The Green Party goes into its annual general meeting this weekend static in the polls but, after 17 years in Parliament, finally with a formal nod from Labour.
This weekend's gathering marks a year since James Shaw was voted in as the party's new co-leader, narrowly beating his colleague Kevin Hague for the top job.
The loss hit Mr Hague hard, and it's understood the mood in the Green Party caucus for the remainder of last year was 'difficult'.
Most of the party's MPs voted for Mr Hague, so the parliamentary wing of the party has had to fall in behind a new leader they did not back.
It's been a tough run for Mr Shaw - he has had to try to win the confidence and respect of MPs more seasoned and experienced than he is, plus he has had to follow in the footsteps of Russel Norman.
Dr Norman was an extremely confident co-leader and got more than his share of airtime because he delivered thumping soundbites.
While David Cunliffe was Labour's leader, Dr Norman grew the Greens' coverage to the point where many in the media were calling him the real opposition leader.
Mr Shaw is certainly taking time to hit his straps and, in contrast to Dr Norman, he is far more cautious and clearly conscious of not wanting to appear too negative.
But that too may be his strong point.

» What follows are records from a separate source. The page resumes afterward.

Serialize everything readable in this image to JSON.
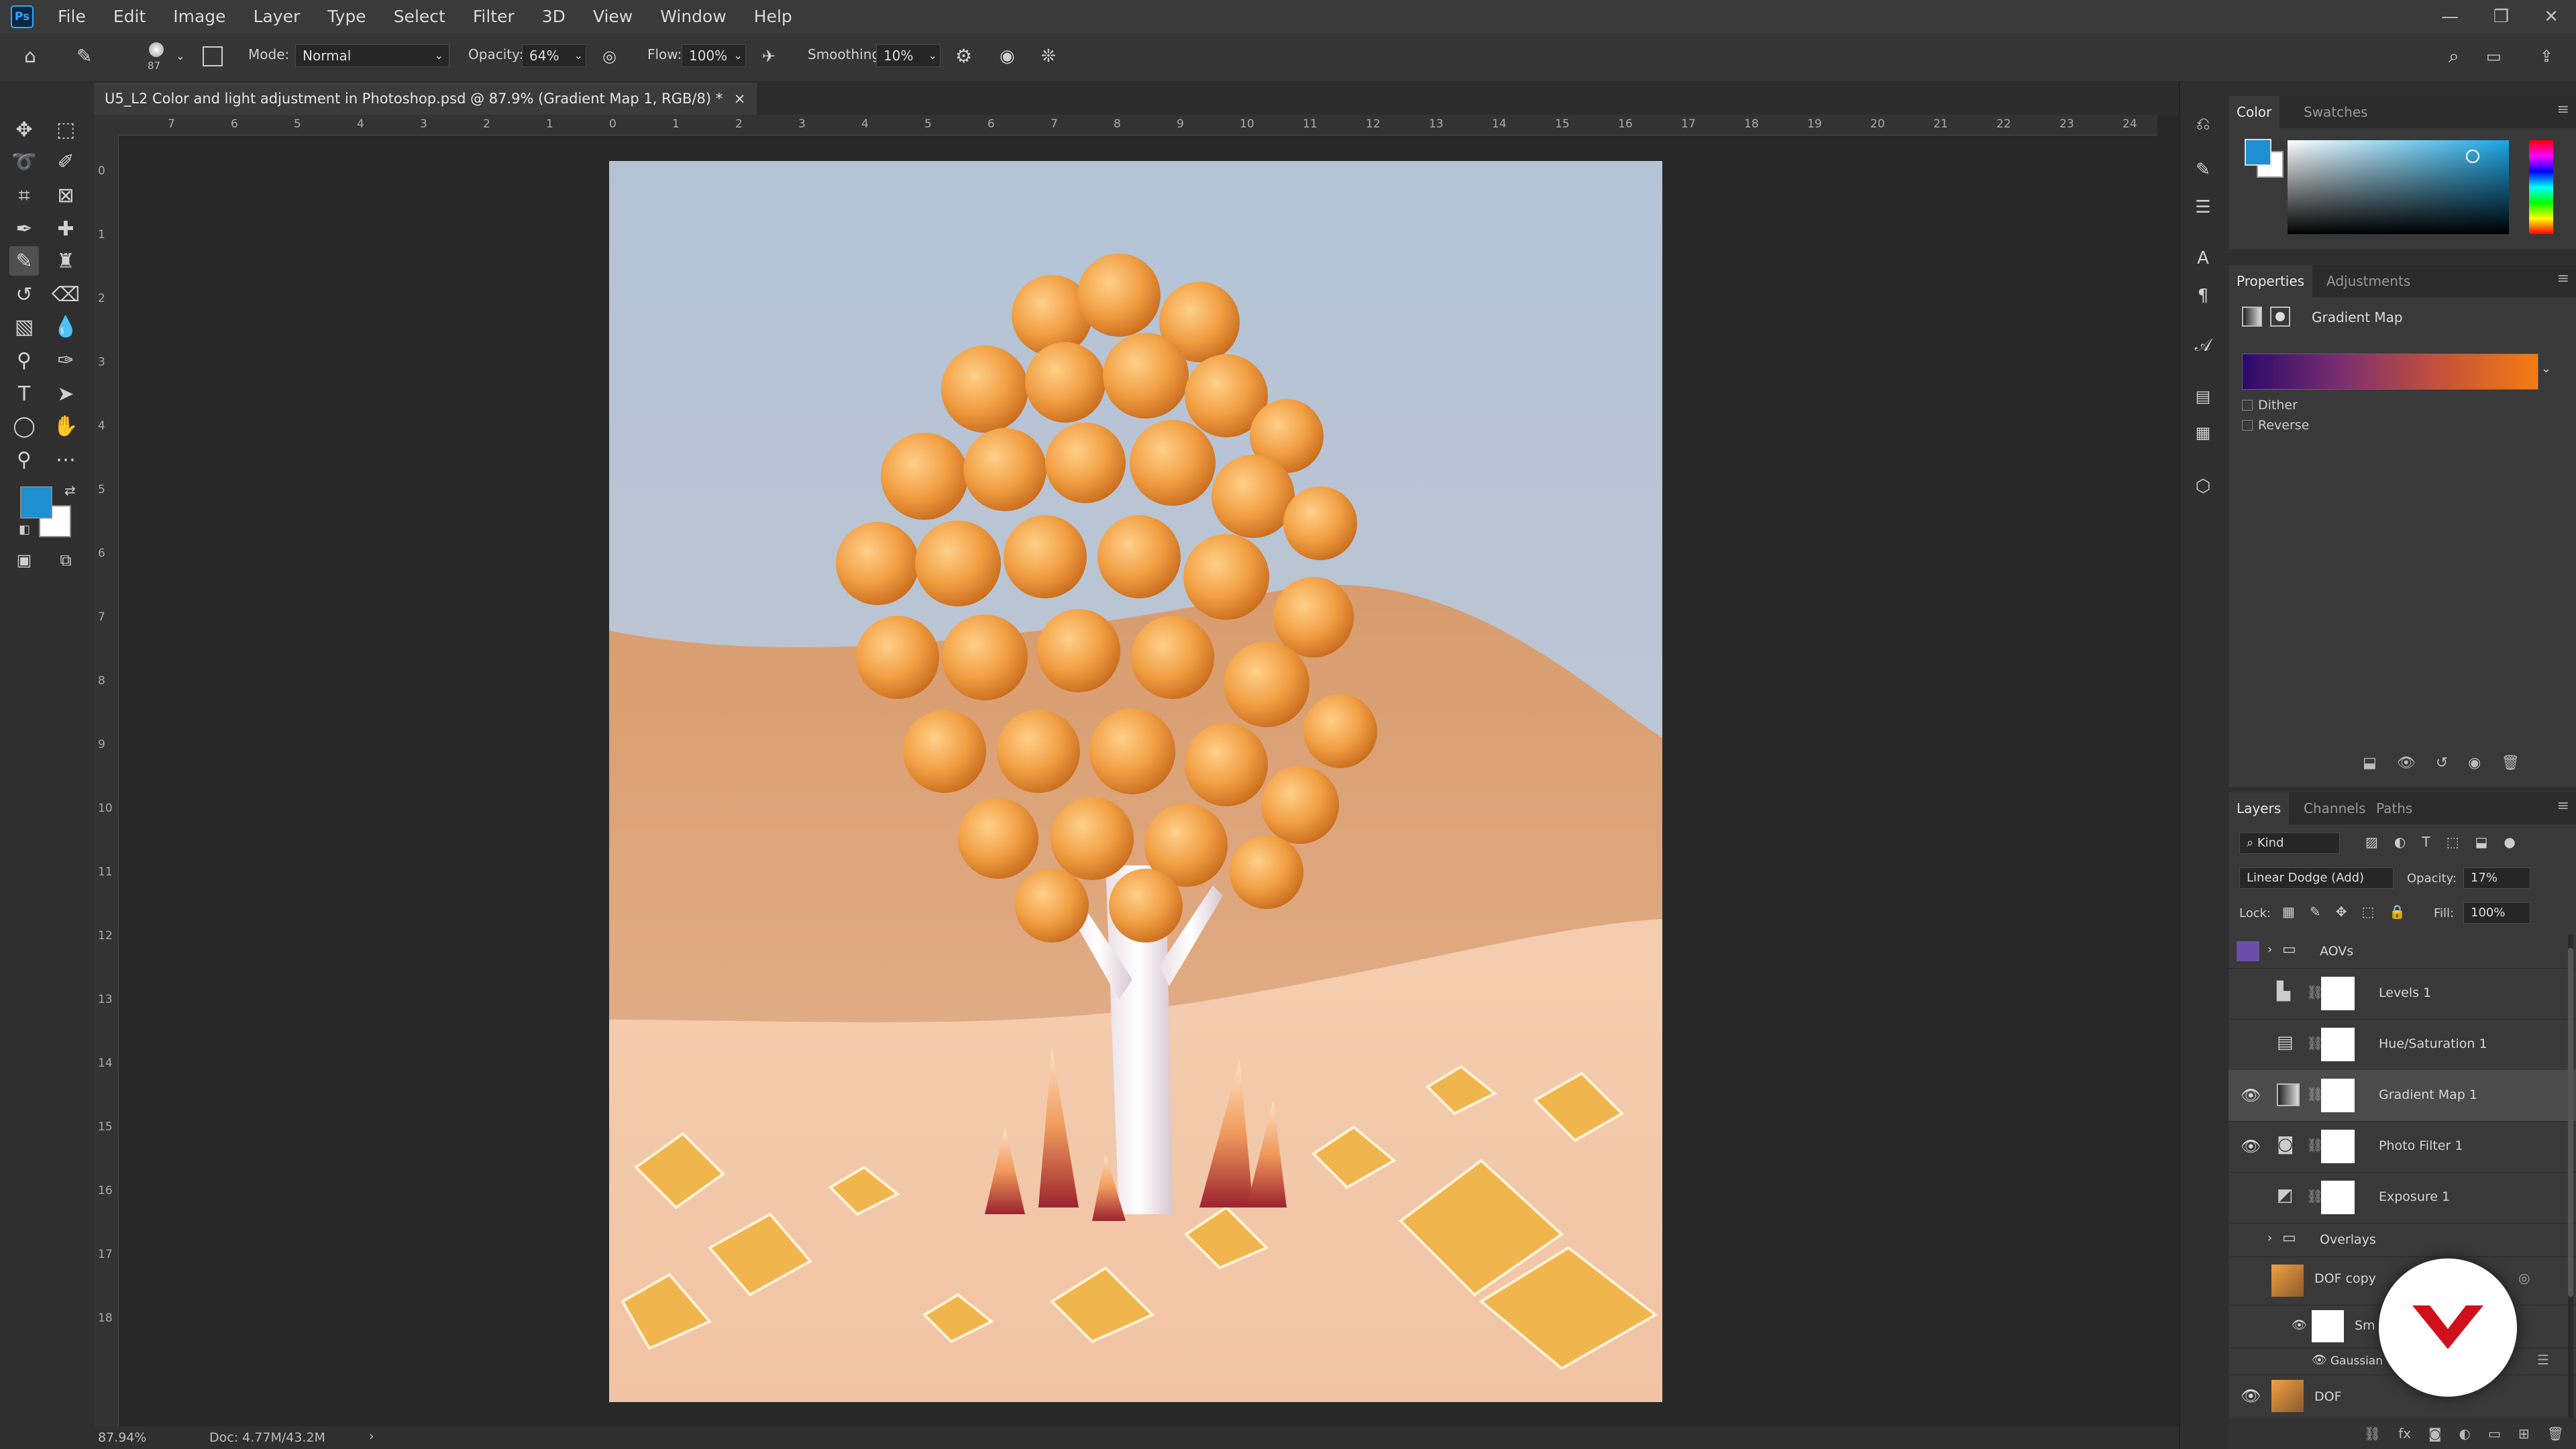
{
  "app": {
    "logo_text": "Ps"
  },
  "menubar": {
    "items": [
      "File",
      "Edit",
      "Image",
      "Layer",
      "Type",
      "Select",
      "Filter",
      "3D",
      "View",
      "Window",
      "Help"
    ]
  },
  "window_controls": {
    "minimize": "—",
    "restore": "❐",
    "close": "✕"
  },
  "options_bar": {
    "brush_size": "87",
    "mode_label": "Mode:",
    "mode_value": "Normal",
    "opacity_label": "Opacity:",
    "opacity_value": "64%",
    "flow_label": "Flow:",
    "flow_value": "100%",
    "smoothing_label": "Smoothing:",
    "smoothing_value": "10%"
  },
  "document": {
    "tab_title": "U5_L2 Color and light adjustment in Photoshop.psd @ 87.9% (Gradient Map 1, RGB/8) *",
    "close": "×"
  },
  "rulers": {
    "top": [
      "7",
      "6",
      "5",
      "4",
      "3",
      "2",
      "1",
      "0",
      "1",
      "2",
      "3",
      "4",
      "5",
      "6",
      "7",
      "8",
      "9",
      "10",
      "11",
      "12",
      "13",
      "14",
      "15",
      "16",
      "17",
      "18",
      "19",
      "20",
      "21",
      "22",
      "23",
      "24"
    ],
    "left": [
      "0",
      "1",
      "2",
      "3",
      "4",
      "5",
      "6",
      "7",
      "8",
      "9",
      "10",
      "11",
      "12",
      "13",
      "14",
      "15",
      "16",
      "17",
      "18"
    ]
  },
  "status": {
    "zoom": "87.94%",
    "doc_info": "Doc: 4.77M/43.2M",
    "arrow": "›"
  },
  "color_panel": {
    "tabs": [
      "Color",
      "Swatches"
    ],
    "active_tab": "Color"
  },
  "properties_panel": {
    "tabs": [
      "Properties",
      "Adjustments"
    ],
    "active_tab": "Properties",
    "title": "Gradient Map",
    "options": [
      {
        "label": "Dither",
        "checked": false
      },
      {
        "label": "Reverse",
        "checked": false
      }
    ],
    "gradient_start": "#2a0a6b",
    "gradient_end": "#f57c12"
  },
  "layers_panel": {
    "tabs": [
      "Layers",
      "Channels",
      "Paths"
    ],
    "active_tab": "Layers",
    "filter_kind": "Kind",
    "blend_mode": "Linear Dodge (Add)",
    "opacity_label": "Opacity:",
    "opacity_value": "17%",
    "lock_label": "Lock:",
    "fill_label": "Fill:",
    "fill_value": "100%",
    "layers": [
      {
        "name": "AOVs",
        "type": "group",
        "visible": false
      },
      {
        "name": "Levels 1",
        "type": "adjustment",
        "icon": "levels-icon",
        "visible": false
      },
      {
        "name": "Hue/Saturation 1",
        "type": "adjustment",
        "icon": "hue-saturation-icon",
        "visible": false
      },
      {
        "name": "Gradient Map 1",
        "type": "adjustment",
        "icon": "gradient-map-icon",
        "visible": true,
        "selected": true
      },
      {
        "name": "Photo Filter 1",
        "type": "adjustment",
        "icon": "photo-filter-icon",
        "visible": true
      },
      {
        "name": "Exposure 1",
        "type": "adjustment",
        "icon": "exposure-icon",
        "visible": false
      },
      {
        "name": "Overlays",
        "type": "group",
        "visible": false
      },
      {
        "name": "DOF copy",
        "type": "pixel",
        "visible": false
      },
      {
        "name": "Sm",
        "type": "smart-filter",
        "visible": true
      },
      {
        "name": "Gaussian",
        "type": "filter",
        "visible": true
      },
      {
        "name": "DOF",
        "type": "pixel",
        "visible": true
      }
    ]
  },
  "colors": {
    "foreground": "#1e8fd0",
    "background": "#ffffff",
    "accent": "#31a8ff",
    "brand_badge": "#d0101a"
  }
}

In order for the Greens to help present a government-in-waiting, the party has had to shake off its woolly image, which to its credit it has been doing over time.
Mr Shaw's ability to speak the language of business and his corporate credentials could be just what the party needs if it is to gather more support in the centre.
His careful nature might also hold more appeal to the centre as he is less likely to say something ridiculous (like 'let's fight Ebola with homeopathy'), which will help to shed the accusations from the right of being a hippy in a suit.
While Mr Shaw might struggle as yet to deliver a zinging soundbite, these things come with time, confidence and some serious media advice.
He also has the good fortune of having Metiria Turei alongside him, who is a likeable, competent and respected politician.
Labour and the Greens: It's complicated
The Greens have long struggled with their relationship status with Labour.
There were plans at the beginning of this year for the two parties to announce a preferred partner status, but it's understood Labour got cold feet at the last minute and the announcement was canned.
This week the deal was finally unveiled in the form of a Memorandum of Understanding between the two parties.
This will be a relief for the Greens who remember keenly the rejection of 2005, when Helen Clark chose New Zealand First over them as Labour's confidence-and-supply partner in government.
But this week's MoU, while welcomed by the left, does not guarantee the Greens a position at the cabinet table in a Labour-led government.
It only lasts until the election and, after that, all bets are off.
Given New Zealand First leader Winston Peters' current polling, it's possible Labour could be keeping its powder dry by not committing fully to who one Labour MP calls their "furry friends".
The Greens have been in Parliament since 1999 and have proven themselves to be calm, committed to their convictions but also effective at working across parties.
The fact that they had a Memorandum of Understanding with the National Party for five years shows they are willing to work with parties whose ideology they might not agree with, but will do so in order to make what they call 'Good Green Change'.
Questions after Tuesday's announcement of the MoU with Labour about whether the Greens could give National support to form a government are barking up the wrong tree, as the chances of that are extremely remote.
While it makes no promises about post-election deals, the Labour-Greens MoU is a pragmatic move by both parties to provide voters with a taste of a potential Labour-Greens government.
The MoU binds the two parties to a "no surprises" policy so they have to let each other know about major announcements and speeches - but they are still free to criticise each other and they retain their own manifestos.
They might share a platform for some policy announcements and campaigns, but this deal is not a coalition.
Mr Little will speak at this weekend's Green Party AGM - the first Labour leader to do so.
He is also the first Labour leader to take the Greens seriously, which is long overdue.